When you reproduce the data, keep every word exactly as it stands and leave the pictures out.
:::::
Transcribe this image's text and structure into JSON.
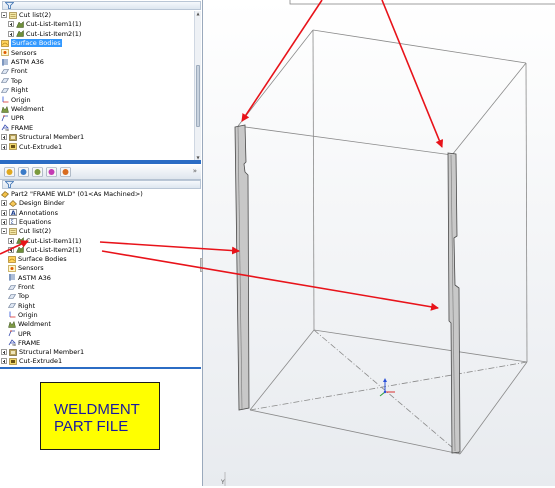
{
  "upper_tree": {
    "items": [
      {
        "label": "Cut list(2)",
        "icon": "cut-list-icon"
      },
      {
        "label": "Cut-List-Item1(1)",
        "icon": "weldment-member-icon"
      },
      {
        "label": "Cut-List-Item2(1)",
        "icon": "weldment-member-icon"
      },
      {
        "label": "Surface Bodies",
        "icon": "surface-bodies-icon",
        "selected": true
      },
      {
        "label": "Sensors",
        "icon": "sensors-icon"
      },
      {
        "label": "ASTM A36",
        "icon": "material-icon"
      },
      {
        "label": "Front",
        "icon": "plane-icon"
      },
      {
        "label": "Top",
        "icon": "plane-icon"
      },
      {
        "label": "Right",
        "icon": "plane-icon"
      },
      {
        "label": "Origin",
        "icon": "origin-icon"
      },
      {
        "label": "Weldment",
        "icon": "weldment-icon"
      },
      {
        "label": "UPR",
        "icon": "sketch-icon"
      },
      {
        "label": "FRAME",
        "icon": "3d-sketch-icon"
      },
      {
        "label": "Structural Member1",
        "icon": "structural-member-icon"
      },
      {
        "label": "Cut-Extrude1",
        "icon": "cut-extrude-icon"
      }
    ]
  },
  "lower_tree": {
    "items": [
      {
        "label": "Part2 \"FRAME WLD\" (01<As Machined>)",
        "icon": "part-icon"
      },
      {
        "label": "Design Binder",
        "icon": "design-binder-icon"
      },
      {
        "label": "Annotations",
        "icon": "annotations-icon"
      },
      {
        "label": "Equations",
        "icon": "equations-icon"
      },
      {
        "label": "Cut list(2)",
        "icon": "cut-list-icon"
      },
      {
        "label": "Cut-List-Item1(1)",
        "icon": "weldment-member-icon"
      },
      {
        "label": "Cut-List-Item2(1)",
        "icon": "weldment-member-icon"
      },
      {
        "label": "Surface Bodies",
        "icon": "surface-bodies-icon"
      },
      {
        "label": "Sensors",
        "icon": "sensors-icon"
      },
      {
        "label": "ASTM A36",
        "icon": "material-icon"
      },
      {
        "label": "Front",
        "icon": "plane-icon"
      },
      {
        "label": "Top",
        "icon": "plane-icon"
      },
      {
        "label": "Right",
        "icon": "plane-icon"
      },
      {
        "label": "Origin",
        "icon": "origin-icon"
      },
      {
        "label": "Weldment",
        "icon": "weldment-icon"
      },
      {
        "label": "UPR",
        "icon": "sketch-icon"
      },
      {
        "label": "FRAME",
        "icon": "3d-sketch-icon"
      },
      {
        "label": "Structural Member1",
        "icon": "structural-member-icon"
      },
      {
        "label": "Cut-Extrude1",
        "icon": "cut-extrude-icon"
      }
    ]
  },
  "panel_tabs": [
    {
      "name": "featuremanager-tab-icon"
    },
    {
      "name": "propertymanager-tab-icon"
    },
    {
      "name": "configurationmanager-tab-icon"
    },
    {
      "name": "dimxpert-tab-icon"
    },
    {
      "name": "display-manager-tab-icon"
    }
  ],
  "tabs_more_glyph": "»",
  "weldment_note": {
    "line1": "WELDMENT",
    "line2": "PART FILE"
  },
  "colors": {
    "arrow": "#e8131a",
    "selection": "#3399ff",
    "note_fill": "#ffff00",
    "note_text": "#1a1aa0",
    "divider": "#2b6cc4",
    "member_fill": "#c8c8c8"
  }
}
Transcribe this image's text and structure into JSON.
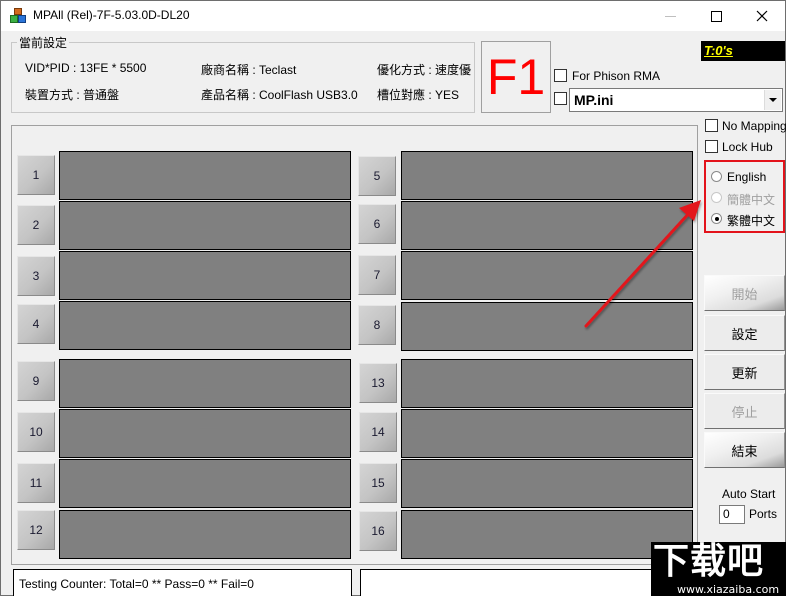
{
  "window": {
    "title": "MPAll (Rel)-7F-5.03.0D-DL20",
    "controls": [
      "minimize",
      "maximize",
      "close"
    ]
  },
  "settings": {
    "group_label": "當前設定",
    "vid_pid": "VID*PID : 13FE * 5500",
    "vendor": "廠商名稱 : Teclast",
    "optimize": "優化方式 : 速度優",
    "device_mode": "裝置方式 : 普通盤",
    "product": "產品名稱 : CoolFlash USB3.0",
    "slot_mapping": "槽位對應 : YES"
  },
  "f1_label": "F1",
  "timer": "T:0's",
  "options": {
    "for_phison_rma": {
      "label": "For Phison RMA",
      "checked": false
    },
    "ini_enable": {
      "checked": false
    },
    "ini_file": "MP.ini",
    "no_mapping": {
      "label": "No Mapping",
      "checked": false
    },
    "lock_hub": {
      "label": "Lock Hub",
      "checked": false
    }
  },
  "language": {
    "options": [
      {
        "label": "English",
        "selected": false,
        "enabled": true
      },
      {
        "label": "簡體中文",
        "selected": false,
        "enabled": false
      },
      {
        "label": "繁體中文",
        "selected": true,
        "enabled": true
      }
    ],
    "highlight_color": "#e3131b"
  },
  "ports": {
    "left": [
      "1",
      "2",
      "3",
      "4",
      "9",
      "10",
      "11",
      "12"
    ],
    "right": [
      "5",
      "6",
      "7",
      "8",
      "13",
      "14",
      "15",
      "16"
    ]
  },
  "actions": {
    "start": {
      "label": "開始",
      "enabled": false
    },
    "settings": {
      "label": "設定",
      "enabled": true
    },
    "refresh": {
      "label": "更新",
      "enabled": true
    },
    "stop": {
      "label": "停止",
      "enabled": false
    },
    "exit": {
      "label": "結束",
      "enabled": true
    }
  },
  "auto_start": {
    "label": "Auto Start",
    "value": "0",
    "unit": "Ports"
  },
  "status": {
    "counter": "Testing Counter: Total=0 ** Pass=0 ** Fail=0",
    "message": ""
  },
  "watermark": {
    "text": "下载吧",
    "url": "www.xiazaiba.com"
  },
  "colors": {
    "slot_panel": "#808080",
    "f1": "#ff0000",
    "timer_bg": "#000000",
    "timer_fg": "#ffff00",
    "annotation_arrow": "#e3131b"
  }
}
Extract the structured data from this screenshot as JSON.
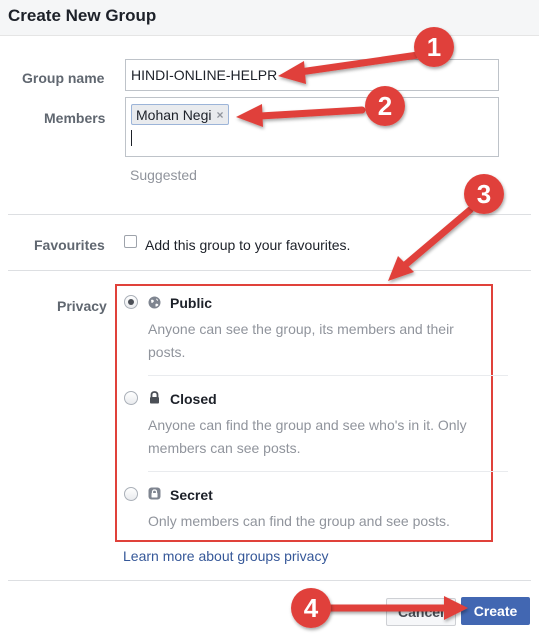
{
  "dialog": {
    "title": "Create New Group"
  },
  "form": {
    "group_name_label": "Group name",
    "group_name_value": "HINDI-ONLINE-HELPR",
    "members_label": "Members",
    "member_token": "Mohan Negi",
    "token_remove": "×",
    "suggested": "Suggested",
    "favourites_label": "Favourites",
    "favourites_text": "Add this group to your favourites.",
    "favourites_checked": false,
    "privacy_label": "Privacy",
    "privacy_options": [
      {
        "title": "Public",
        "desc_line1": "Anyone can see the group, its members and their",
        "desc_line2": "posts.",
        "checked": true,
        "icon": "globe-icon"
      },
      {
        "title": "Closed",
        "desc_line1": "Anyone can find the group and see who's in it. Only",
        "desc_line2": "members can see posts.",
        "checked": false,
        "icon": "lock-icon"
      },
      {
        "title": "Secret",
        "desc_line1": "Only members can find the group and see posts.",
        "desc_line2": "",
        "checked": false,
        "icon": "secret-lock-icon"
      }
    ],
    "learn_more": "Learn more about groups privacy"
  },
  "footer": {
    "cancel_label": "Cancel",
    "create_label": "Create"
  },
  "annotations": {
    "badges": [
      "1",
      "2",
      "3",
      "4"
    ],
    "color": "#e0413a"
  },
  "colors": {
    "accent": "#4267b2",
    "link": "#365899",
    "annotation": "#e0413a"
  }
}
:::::
RESPONSE TO THIS EXERCISE
Transcribe this image's text and structure into JSON.
{
  "upper_tree": {
    "items": [
      {
        "label": "Cut list(2)",
        "icon": "cut-list-icon"
      },
      {
        "label": "Cut-List-Item1(1)",
        "icon": "weldment-member-icon"
      },
      {
        "label": "Cut-List-Item2(1)",
        "icon": "weldment-member-icon"
      },
      {
        "label": "Surface Bodies",
        "icon": "surface-bodies-icon",
        "selected": true
      },
      {
        "label": "Sensors",
        "icon": "sensors-icon"
      },
      {
        "label": "ASTM A36",
        "icon": "material-icon"
      },
      {
        "label": "Front",
        "icon": "plane-icon"
      },
      {
        "label": "Top",
        "icon": "plane-icon"
      },
      {
        "label": "Right",
        "icon": "plane-icon"
      },
      {
        "label": "Origin",
        "icon": "origin-icon"
      },
      {
        "label": "Weldment",
        "icon": "weldment-icon"
      },
      {
        "label": "UPR",
        "icon": "sketch-icon"
      },
      {
        "label": "FRAME",
        "icon": "3d-sketch-icon"
      },
      {
        "label": "Structural Member1",
        "icon": "structural-member-icon"
      },
      {
        "label": "Cut-Extrude1",
        "icon": "cut-extrude-icon"
      }
    ]
  },
  "lower_tree": {
    "items": [
      {
        "label": "Part2 \"FRAME WLD\" (01<As Machined>)",
        "icon": "part-icon"
      },
      {
        "label": "Design Binder",
        "icon": "design-binder-icon"
      },
      {
        "label": "Annotations",
        "icon": "annotations-icon"
      },
      {
        "label": "Equations",
        "icon": "equations-icon"
      },
      {
        "label": "Cut list(2)",
        "icon": "cut-list-icon"
      },
      {
        "label": "Cut-List-Item1(1)",
        "icon": "weldment-member-icon"
      },
      {
        "label": "Cut-List-Item2(1)",
        "icon": "weldment-member-icon"
      },
      {
        "label": "Surface Bodies",
        "icon": "surface-bodies-icon"
      },
      {
        "label": "Sensors",
        "icon": "sensors-icon"
      },
      {
        "label": "ASTM A36",
        "icon": "material-icon"
      },
      {
        "label": "Front",
        "icon": "plane-icon"
      },
      {
        "label": "Top",
        "icon": "plane-icon"
      },
      {
        "label": "Right",
        "icon": "plane-icon"
      },
      {
        "label": "Origin",
        "icon": "origin-icon"
      },
      {
        "label": "Weldment",
        "icon": "weldment-icon"
      },
      {
        "label": "UPR",
        "icon": "sketch-icon"
      },
      {
        "label": "FRAME",
        "icon": "3d-sketch-icon"
      },
      {
        "label": "Structural Member1",
        "icon": "structural-member-icon"
      },
      {
        "label": "Cut-Extrude1",
        "icon": "cut-extrude-icon"
      }
    ]
  },
  "panel_tabs": [
    {
      "name": "featuremanager-tab-icon"
    },
    {
      "name": "propertymanager-tab-icon"
    },
    {
      "name": "configurationmanager-tab-icon"
    },
    {
      "name": "dimxpert-tab-icon"
    },
    {
      "name": "display-manager-tab-icon"
    }
  ],
  "tabs_more_glyph": "»",
  "weldment_note": {
    "line1": "WELDMENT",
    "line2": "PART FILE"
  },
  "colors": {
    "arrow": "#e8131a",
    "selection": "#3399ff",
    "note_fill": "#ffff00",
    "note_text": "#1a1aa0",
    "divider": "#2b6cc4",
    "member_fill": "#c8c8c8"
  }
}
Transcribe this image's text and structure into JSON.
{
  "window": {
    "title": "MPAll (Rel)-7F-5.03.0D-DL20",
    "controls": [
      "minimize",
      "maximize",
      "close"
    ]
  },
  "settings": {
    "group_label": "當前設定",
    "vid_pid": "VID*PID : 13FE * 5500",
    "vendor": "廠商名稱 : Teclast",
    "optimize": "優化方式 : 速度優",
    "device_mode": "裝置方式 : 普通盤",
    "product": "產品名稱 : CoolFlash USB3.0",
    "slot_mapping": "槽位對應 : YES"
  },
  "f1_label": "F1",
  "timer": "T:0's",
  "options": {
    "for_phison_rma": {
      "label": "For Phison RMA",
      "checked": false
    },
    "ini_enable": {
      "checked": false
    },
    "ini_file": "MP.ini",
    "no_mapping": {
      "label": "No Mapping",
      "checked": false
    },
    "lock_hub": {
      "label": "Lock Hub",
      "checked": false
    }
  },
  "language": {
    "options": [
      {
        "label": "English",
        "selected": false,
        "enabled": true
      },
      {
        "label": "簡體中文",
        "selected": false,
        "enabled": false
      },
      {
        "label": "繁體中文",
        "selected": true,
        "enabled": true
      }
    ],
    "highlight_color": "#e3131b"
  },
  "ports": {
    "left": [
      "1",
      "2",
      "3",
      "4",
      "9",
      "10",
      "11",
      "12"
    ],
    "right": [
      "5",
      "6",
      "7",
      "8",
      "13",
      "14",
      "15",
      "16"
    ]
  },
  "actions": {
    "start": {
      "label": "開始",
      "enabled": false
    },
    "settings": {
      "label": "設定",
      "enabled": true
    },
    "refresh": {
      "label": "更新",
      "enabled": true
    },
    "stop": {
      "label": "停止",
      "enabled": false
    },
    "exit": {
      "label": "結束",
      "enabled": true
    }
  },
  "auto_start": {
    "label": "Auto Start",
    "value": "0",
    "unit": "Ports"
  },
  "status": {
    "counter": "Testing Counter: Total=0 ** Pass=0 ** Fail=0",
    "message": ""
  },
  "watermark": {
    "text": "下载吧",
    "url": "www.xiazaiba.com"
  },
  "colors": {
    "slot_panel": "#808080",
    "f1": "#ff0000",
    "timer_bg": "#000000",
    "timer_fg": "#ffff00",
    "annotation_arrow": "#e3131b"
  }
}
Extract the structured data from this screenshot as JSON.
{
  "dialog": {
    "title": "Create New Group"
  },
  "form": {
    "group_name_label": "Group name",
    "group_name_value": "HINDI-ONLINE-HELPR",
    "members_label": "Members",
    "member_token": "Mohan Negi",
    "token_remove": "×",
    "suggested": "Suggested",
    "favourites_label": "Favourites",
    "favourites_text": "Add this group to your favourites.",
    "favourites_checked": false,
    "privacy_label": "Privacy",
    "privacy_options": [
      {
        "title": "Public",
        "desc_line1": "Anyone can see the group, its members and their",
        "desc_line2": "posts.",
        "checked": true,
        "icon": "globe-icon"
      },
      {
        "title": "Closed",
        "desc_line1": "Anyone can find the group and see who's in it. Only",
        "desc_line2": "members can see posts.",
        "checked": false,
        "icon": "lock-icon"
      },
      {
        "title": "Secret",
        "desc_line1": "Only members can find the group and see posts.",
        "desc_line2": "",
        "checked": false,
        "icon": "secret-lock-icon"
      }
    ],
    "learn_more": "Learn more about groups privacy"
  },
  "footer": {
    "cancel_label": "Cancel",
    "create_label": "Create"
  },
  "annotations": {
    "badges": [
      "1",
      "2",
      "3",
      "4"
    ],
    "color": "#e0413a"
  },
  "colors": {
    "accent": "#4267b2",
    "link": "#365899",
    "annotation": "#e0413a"
  }
}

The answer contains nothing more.